Go through the listing and count the lines with "screenshot" in them; write only the number.

BEGIN Material provided

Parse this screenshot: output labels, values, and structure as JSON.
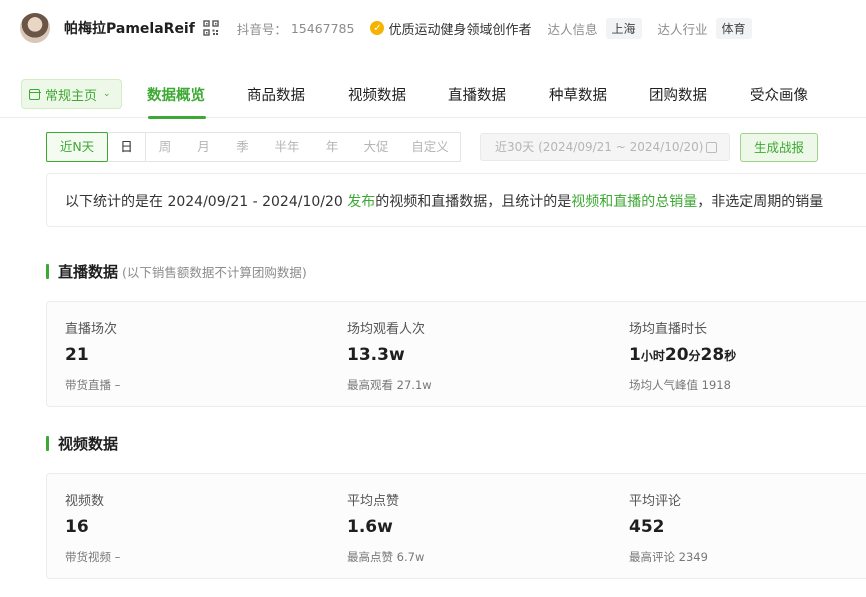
{
  "header": {
    "name": "帕梅拉PamelaReif",
    "douyin_label": "抖音号：",
    "douyin_id": "15467785",
    "badge": "优质运动健身领域创作者",
    "region_label": "达人信息",
    "region": "上海",
    "industry_label": "达人行业",
    "industry": "体育"
  },
  "nav": {
    "home": "常规主页",
    "tabs": [
      "数据概览",
      "商品数据",
      "视频数据",
      "直播数据",
      "种草数据",
      "团购数据",
      "受众画像"
    ],
    "active": "数据概览"
  },
  "filter": {
    "periods": [
      "近N天",
      "日",
      "周",
      "月",
      "季",
      "半年",
      "年",
      "大促",
      "自定义"
    ],
    "active_period": "近N天",
    "date_range": "近30天 (2024/09/21 ~ 2024/10/20)",
    "generate_button": "生成战报"
  },
  "info": {
    "part1": "以下统计的是在 2024/09/21 - 2024/10/20 ",
    "highlight1": "发布",
    "part2": "的视频和直播数据，且统计的是",
    "highlight2": "视频和直播的总销量",
    "part3": "，非选定周期的销量"
  },
  "live": {
    "title": "直播数据",
    "note": "(以下销售额数据不计算团购数据)",
    "stats": [
      {
        "label": "直播场次",
        "value": "21",
        "sub": "带货直播 –"
      },
      {
        "label": "场均观看人次",
        "value": "13.3w",
        "sub": "最高观看 27.1w"
      },
      {
        "label": "场均直播时长",
        "duration": {
          "h": "1",
          "h_unit": "小时",
          "m": "20",
          "m_unit": "分",
          "s": "28",
          "s_unit": "秒"
        },
        "sub": "场均人气峰值 1918"
      }
    ]
  },
  "video": {
    "title": "视频数据",
    "stats": [
      {
        "label": "视频数",
        "value": "16",
        "sub": "带货视频 –"
      },
      {
        "label": "平均点赞",
        "value": "1.6w",
        "sub": "最高点赞 6.7w"
      },
      {
        "label": "平均评论",
        "value": "452",
        "sub": "最高评论 2349"
      }
    ]
  },
  "colors": {
    "accent": "#3da934",
    "badge": "#f5b400"
  }
}
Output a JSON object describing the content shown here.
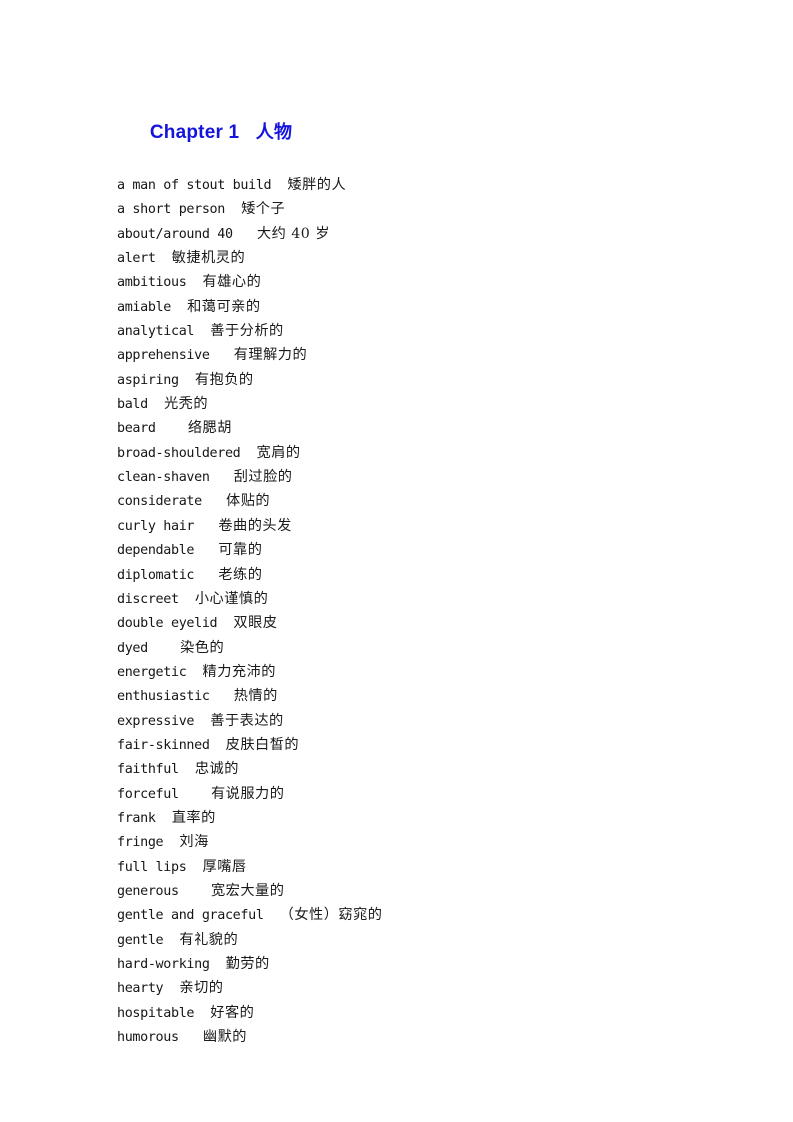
{
  "document": {
    "page_background": "#ffffff",
    "text_color": "#1a1a1a",
    "heading_color": "#1414dc"
  },
  "heading": {
    "chapter_label": "Chapter 1",
    "chapter_topic": "人物",
    "full": "Chapter 1   人物"
  },
  "vocabulary": [
    {
      "term": "a man of stout build",
      "gap": 2,
      "gloss": "矮胖的人"
    },
    {
      "term": "a short person",
      "gap": 2,
      "gloss": "矮个子"
    },
    {
      "term": "about/around 40",
      "gap": 3,
      "gloss": "大约 40 岁"
    },
    {
      "term": "alert",
      "gap": 2,
      "gloss": "敏捷机灵的"
    },
    {
      "term": "ambitious",
      "gap": 2,
      "gloss": "有雄心的"
    },
    {
      "term": "amiable",
      "gap": 2,
      "gloss": "和蔼可亲的"
    },
    {
      "term": "analytical",
      "gap": 2,
      "gloss": "善于分析的"
    },
    {
      "term": "apprehensive",
      "gap": 3,
      "gloss": "有理解力的"
    },
    {
      "term": "aspiring",
      "gap": 2,
      "gloss": "有抱负的"
    },
    {
      "term": "bald",
      "gap": 2,
      "gloss": "光秃的"
    },
    {
      "term": "beard",
      "gap": 4,
      "gloss": "络腮胡"
    },
    {
      "term": "broad-shouldered",
      "gap": 2,
      "gloss": "宽肩的"
    },
    {
      "term": "clean-shaven",
      "gap": 3,
      "gloss": "刮过脸的"
    },
    {
      "term": "considerate",
      "gap": 3,
      "gloss": "体贴的"
    },
    {
      "term": "curly hair",
      "gap": 3,
      "gloss": "卷曲的头发"
    },
    {
      "term": "dependable",
      "gap": 3,
      "gloss": "可靠的"
    },
    {
      "term": "diplomatic",
      "gap": 3,
      "gloss": "老练的"
    },
    {
      "term": "discreet",
      "gap": 2,
      "gloss": "小心谨慎的"
    },
    {
      "term": "double eyelid",
      "gap": 2,
      "gloss": "双眼皮"
    },
    {
      "term": "dyed",
      "gap": 4,
      "gloss": "染色的"
    },
    {
      "term": "energetic",
      "gap": 2,
      "gloss": "精力充沛的"
    },
    {
      "term": "enthusiastic",
      "gap": 3,
      "gloss": "热情的"
    },
    {
      "term": "expressive",
      "gap": 2,
      "gloss": "善于表达的"
    },
    {
      "term": "fair-skinned",
      "gap": 2,
      "gloss": "皮肤白皙的"
    },
    {
      "term": "faithful",
      "gap": 2,
      "gloss": "忠诚的"
    },
    {
      "term": "forceful",
      "gap": 4,
      "gloss": "有说服力的"
    },
    {
      "term": "frank",
      "gap": 2,
      "gloss": "直率的"
    },
    {
      "term": "fringe",
      "gap": 2,
      "gloss": "刘海"
    },
    {
      "term": "full lips",
      "gap": 2,
      "gloss": "厚嘴唇"
    },
    {
      "term": "generous",
      "gap": 4,
      "gloss": "宽宏大量的"
    },
    {
      "term": "gentle and graceful",
      "gap": 2,
      "gloss": "（女性）窈窕的"
    },
    {
      "term": "gentle",
      "gap": 2,
      "gloss": "有礼貌的"
    },
    {
      "term": "hard-working",
      "gap": 2,
      "gloss": "勤劳的"
    },
    {
      "term": "hearty",
      "gap": 2,
      "gloss": "亲切的"
    },
    {
      "term": "hospitable",
      "gap": 2,
      "gloss": "好客的"
    },
    {
      "term": "humorous",
      "gap": 3,
      "gloss": "幽默的"
    }
  ]
}
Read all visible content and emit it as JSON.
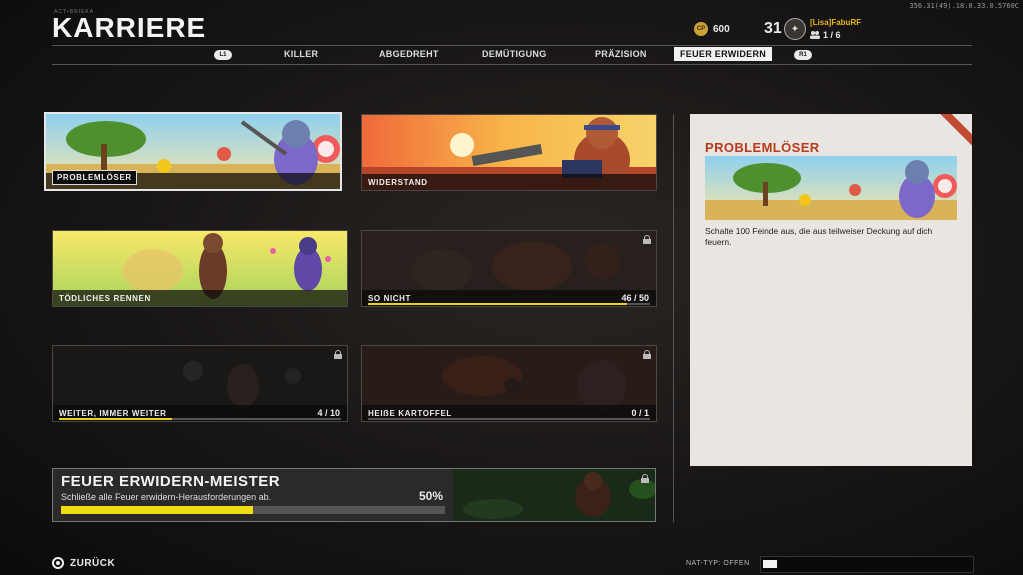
{
  "build": "356.31(49).18.0.33.0.5760C",
  "header": {
    "subtitle": "ACT•BRIEKA",
    "title": "KARRIERE",
    "cp_icon": "CP",
    "cp_amount": "600",
    "level": "31",
    "player_name": "[Lisa]FabuRF",
    "party": "1 / 6"
  },
  "tabs": {
    "left_button": "L1",
    "right_button": "R1",
    "items": [
      "KILLER",
      "ABGEDREHT",
      "DEMÜTIGUNG",
      "PRÄZISION",
      "FEUER ERWIDERN"
    ],
    "active": "FEUER ERWIDERN"
  },
  "cards": [
    {
      "label": "PROBLEMLÖSER",
      "count": "",
      "progress": null,
      "locked": false,
      "selected": true
    },
    {
      "label": "WIDERSTAND",
      "count": "",
      "progress": null,
      "locked": false,
      "selected": false
    },
    {
      "label": "TÖDLICHES RENNEN",
      "count": "",
      "progress": null,
      "locked": false,
      "selected": false
    },
    {
      "label": "SO NICHT",
      "count": "46 / 50",
      "progress": 0.92,
      "locked": true,
      "selected": false
    },
    {
      "label": "WEITER, IMMER WEITER",
      "count": "4 / 10",
      "progress": 0.4,
      "locked": true,
      "selected": false
    },
    {
      "label": "HEIẞE KARTOFFEL",
      "count": "0 / 1",
      "progress": 0.0,
      "locked": true,
      "selected": false
    }
  ],
  "master": {
    "title": "FEUER ERWIDERN-MEISTER",
    "description": "Schließe alle Feuer erwidern-Herausforderungen ab.",
    "percent_label": "50%",
    "progress": 0.5
  },
  "detail": {
    "title": "PROBLEMLÖSER",
    "description": "Schalte 100 Feinde aus, die aus teilweiser Deckung auf dich feuern."
  },
  "footer": {
    "back_label": "ZURÜCK",
    "nat_label": "NAT-TYP: OFFEN"
  },
  "colors": {
    "accent_yellow": "#e9d41a",
    "detail_title": "#b83a1c",
    "player_name": "#e6b81e"
  }
}
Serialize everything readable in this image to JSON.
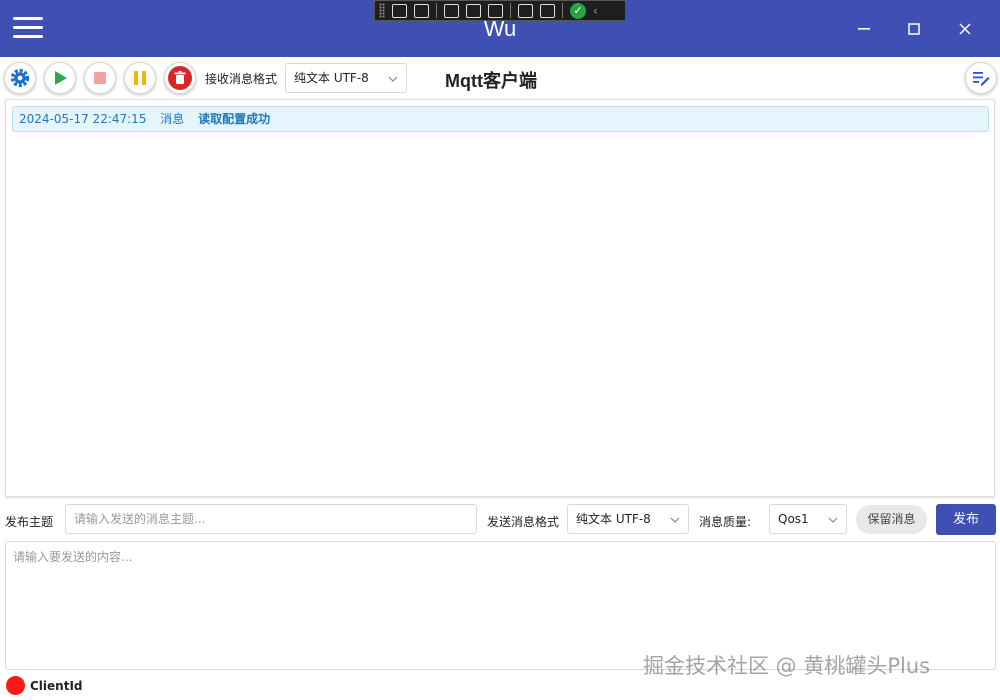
{
  "window": {
    "title": "Wu",
    "minimize_icon": "minimize-icon",
    "maximize_icon": "maximize-icon",
    "close_icon": "close-icon",
    "brand_color": "#3f4fb3"
  },
  "debug_toolbar": {
    "check_icon": "check-icon"
  },
  "toolbar": {
    "icons": [
      "gear-icon",
      "play-icon",
      "stop-icon",
      "pause-icon",
      "trash-icon",
      "edit-notes-icon"
    ],
    "receive_format_label": "接收消息格式",
    "receive_format_value": "纯文本 UTF-8",
    "heading": "Mqtt客户端"
  },
  "log": {
    "entries": [
      {
        "time": "2024-05-17 22:47:15",
        "level": "消息",
        "text": "读取配置成功"
      }
    ]
  },
  "publish": {
    "topic_label": "发布主题",
    "topic_placeholder": "请输入发送的消息主题...",
    "send_format_label": "发送消息格式",
    "send_format_value": "纯文本 UTF-8",
    "qos_label": "消息质量:",
    "qos_value": "Qos1",
    "retain_label": "保留消息",
    "publish_label": "发布",
    "content_placeholder": "请输入要发送的内容..."
  },
  "status": {
    "client_label": "ClientId",
    "dot_color": "#ff1a1a"
  },
  "watermark": "掘金技术社区 @ 黄桃罐头Plus"
}
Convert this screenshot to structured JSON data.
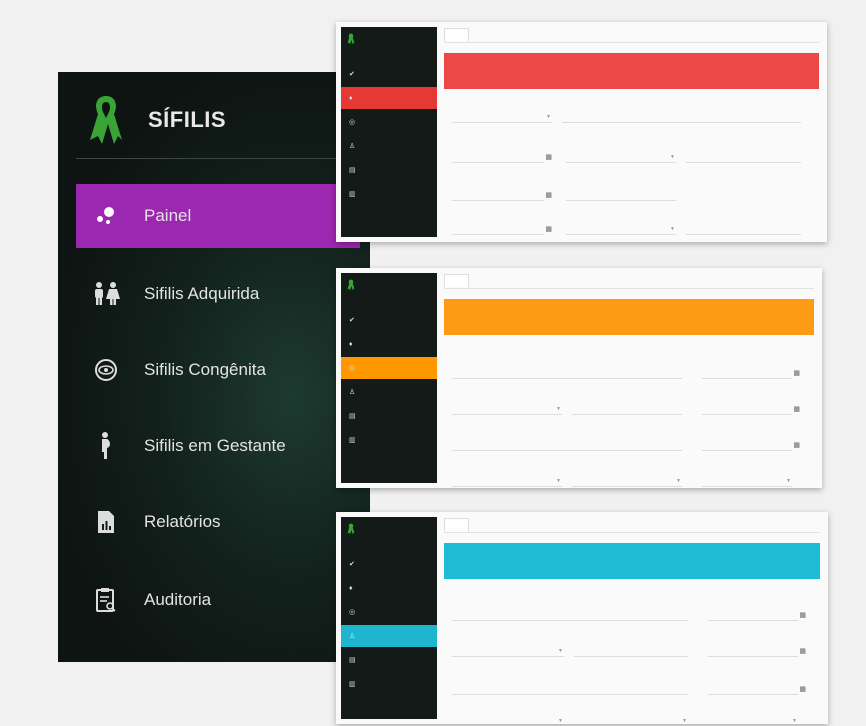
{
  "sidebar": {
    "app_title": "SÍFILIS",
    "items": [
      {
        "label": "Painel",
        "icon": "dots-icon",
        "active": true
      },
      {
        "label": "Sifilis Adquirida",
        "icon": "people-icon",
        "active": false
      },
      {
        "label": "Sifilis Congênita",
        "icon": "eye-icon",
        "active": false
      },
      {
        "label": "Sifilis em Gestante",
        "icon": "pregnant-icon",
        "active": false
      },
      {
        "label": "Relatórios",
        "icon": "report-icon",
        "active": false
      },
      {
        "label": "Auditoria",
        "icon": "audit-icon",
        "active": false
      }
    ]
  },
  "colors": {
    "sidebar_bg": "#0d1412",
    "active_item": "#9c27b0",
    "ribbon": "#3aa537",
    "red": "#ec4848",
    "orange": "#fd9b14",
    "cyan": "#1fbcd6"
  }
}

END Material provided

### Output of the task
2